Assignment:
Check each line of the entries for "title" and report the ones that have it.

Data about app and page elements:
===

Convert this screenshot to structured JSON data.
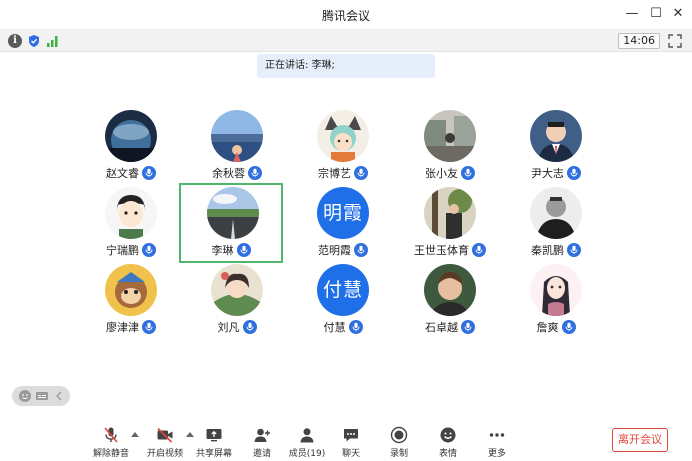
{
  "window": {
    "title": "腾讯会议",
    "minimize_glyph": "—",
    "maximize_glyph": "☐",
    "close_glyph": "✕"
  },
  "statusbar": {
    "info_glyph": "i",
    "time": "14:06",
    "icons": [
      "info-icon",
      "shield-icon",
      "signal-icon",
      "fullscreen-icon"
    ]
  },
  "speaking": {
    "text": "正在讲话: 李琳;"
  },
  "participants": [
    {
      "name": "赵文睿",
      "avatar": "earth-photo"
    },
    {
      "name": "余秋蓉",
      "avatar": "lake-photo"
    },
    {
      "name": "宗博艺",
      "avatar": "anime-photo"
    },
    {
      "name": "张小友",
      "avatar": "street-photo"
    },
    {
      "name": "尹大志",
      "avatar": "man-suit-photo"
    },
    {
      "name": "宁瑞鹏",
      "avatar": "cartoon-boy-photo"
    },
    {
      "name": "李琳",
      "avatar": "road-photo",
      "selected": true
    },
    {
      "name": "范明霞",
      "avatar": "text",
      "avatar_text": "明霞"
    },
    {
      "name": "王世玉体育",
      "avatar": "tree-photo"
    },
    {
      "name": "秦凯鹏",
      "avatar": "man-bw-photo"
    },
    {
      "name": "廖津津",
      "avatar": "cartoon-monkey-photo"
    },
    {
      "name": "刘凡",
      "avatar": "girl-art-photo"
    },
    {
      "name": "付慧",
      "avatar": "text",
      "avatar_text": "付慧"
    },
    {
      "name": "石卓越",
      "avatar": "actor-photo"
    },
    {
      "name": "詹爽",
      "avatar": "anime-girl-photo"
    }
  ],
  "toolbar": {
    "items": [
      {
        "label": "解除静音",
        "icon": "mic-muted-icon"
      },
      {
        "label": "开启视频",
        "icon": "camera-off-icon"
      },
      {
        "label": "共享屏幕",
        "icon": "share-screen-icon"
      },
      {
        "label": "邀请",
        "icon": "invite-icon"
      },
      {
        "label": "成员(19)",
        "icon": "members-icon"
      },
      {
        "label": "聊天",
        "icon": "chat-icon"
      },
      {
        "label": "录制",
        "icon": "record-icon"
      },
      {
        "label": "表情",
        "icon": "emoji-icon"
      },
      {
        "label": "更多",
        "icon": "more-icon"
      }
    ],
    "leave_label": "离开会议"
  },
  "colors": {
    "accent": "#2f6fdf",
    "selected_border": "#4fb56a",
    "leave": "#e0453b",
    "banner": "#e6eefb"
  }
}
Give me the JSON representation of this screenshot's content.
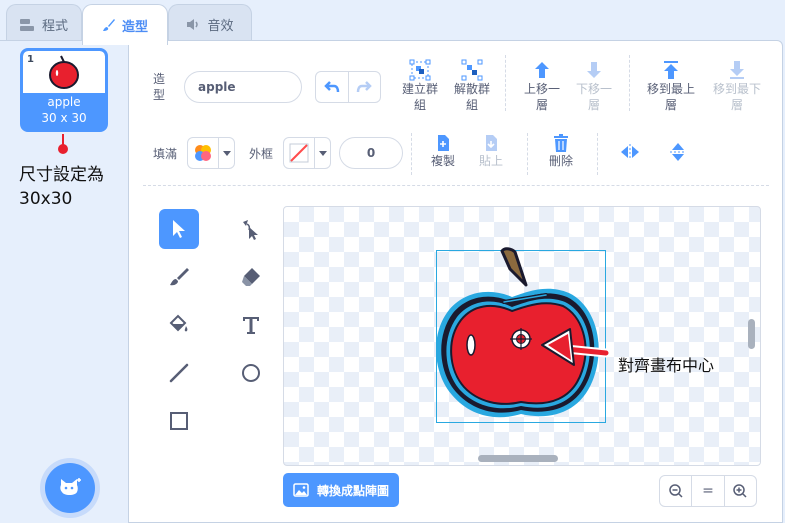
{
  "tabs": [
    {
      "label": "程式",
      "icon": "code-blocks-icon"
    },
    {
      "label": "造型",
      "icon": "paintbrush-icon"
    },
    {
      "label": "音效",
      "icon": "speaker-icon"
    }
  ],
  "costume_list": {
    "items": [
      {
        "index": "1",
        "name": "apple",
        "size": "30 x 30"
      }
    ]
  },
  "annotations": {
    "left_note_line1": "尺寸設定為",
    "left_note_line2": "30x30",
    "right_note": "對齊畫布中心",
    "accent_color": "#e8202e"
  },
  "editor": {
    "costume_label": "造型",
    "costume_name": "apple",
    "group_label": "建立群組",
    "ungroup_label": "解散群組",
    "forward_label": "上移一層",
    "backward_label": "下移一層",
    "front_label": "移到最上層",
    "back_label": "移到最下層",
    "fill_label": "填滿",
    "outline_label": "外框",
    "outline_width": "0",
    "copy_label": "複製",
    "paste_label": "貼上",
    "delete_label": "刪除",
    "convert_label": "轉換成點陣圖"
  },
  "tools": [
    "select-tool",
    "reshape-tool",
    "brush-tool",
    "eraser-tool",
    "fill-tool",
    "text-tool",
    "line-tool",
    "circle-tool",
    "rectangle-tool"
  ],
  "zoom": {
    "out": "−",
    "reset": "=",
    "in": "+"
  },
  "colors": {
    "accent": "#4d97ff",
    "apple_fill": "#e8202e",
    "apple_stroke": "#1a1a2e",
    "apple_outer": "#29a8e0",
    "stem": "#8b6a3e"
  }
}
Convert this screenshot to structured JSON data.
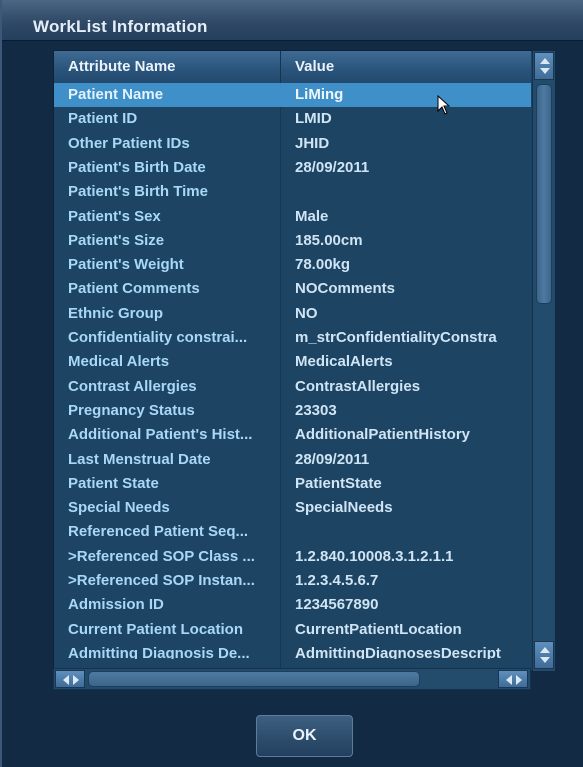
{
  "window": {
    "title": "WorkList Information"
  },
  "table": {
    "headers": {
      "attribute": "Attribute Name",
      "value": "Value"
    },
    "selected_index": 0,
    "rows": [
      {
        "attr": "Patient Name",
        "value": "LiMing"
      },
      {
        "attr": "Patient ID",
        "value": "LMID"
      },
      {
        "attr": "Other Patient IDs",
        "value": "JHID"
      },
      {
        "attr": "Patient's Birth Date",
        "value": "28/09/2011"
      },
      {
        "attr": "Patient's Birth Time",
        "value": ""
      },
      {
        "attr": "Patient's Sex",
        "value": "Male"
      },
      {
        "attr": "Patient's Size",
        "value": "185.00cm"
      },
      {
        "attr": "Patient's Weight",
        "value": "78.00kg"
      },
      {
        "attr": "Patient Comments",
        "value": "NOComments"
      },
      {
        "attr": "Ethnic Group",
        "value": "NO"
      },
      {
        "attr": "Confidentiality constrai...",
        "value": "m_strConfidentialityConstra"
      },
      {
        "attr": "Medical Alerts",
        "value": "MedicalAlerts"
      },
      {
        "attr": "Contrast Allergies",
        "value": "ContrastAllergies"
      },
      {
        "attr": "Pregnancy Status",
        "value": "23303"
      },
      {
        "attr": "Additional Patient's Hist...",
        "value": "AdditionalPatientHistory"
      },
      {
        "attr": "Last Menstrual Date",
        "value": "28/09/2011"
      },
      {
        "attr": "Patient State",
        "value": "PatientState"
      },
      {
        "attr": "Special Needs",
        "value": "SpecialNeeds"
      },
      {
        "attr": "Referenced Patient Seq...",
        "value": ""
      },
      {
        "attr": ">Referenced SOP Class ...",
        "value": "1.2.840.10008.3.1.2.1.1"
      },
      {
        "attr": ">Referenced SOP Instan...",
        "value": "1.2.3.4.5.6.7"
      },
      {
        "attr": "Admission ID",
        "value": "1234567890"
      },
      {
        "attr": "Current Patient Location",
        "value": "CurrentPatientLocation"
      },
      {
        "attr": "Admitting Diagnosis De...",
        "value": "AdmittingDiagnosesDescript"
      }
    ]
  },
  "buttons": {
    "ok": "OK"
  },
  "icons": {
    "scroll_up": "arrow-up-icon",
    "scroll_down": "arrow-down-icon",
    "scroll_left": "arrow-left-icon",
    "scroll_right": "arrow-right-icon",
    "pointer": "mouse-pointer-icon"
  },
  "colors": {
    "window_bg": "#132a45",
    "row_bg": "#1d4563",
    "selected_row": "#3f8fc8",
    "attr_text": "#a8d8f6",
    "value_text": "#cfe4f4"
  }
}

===

Output of the exercise:
    "title": "腾讯会议",
    "title": "WorkList Information"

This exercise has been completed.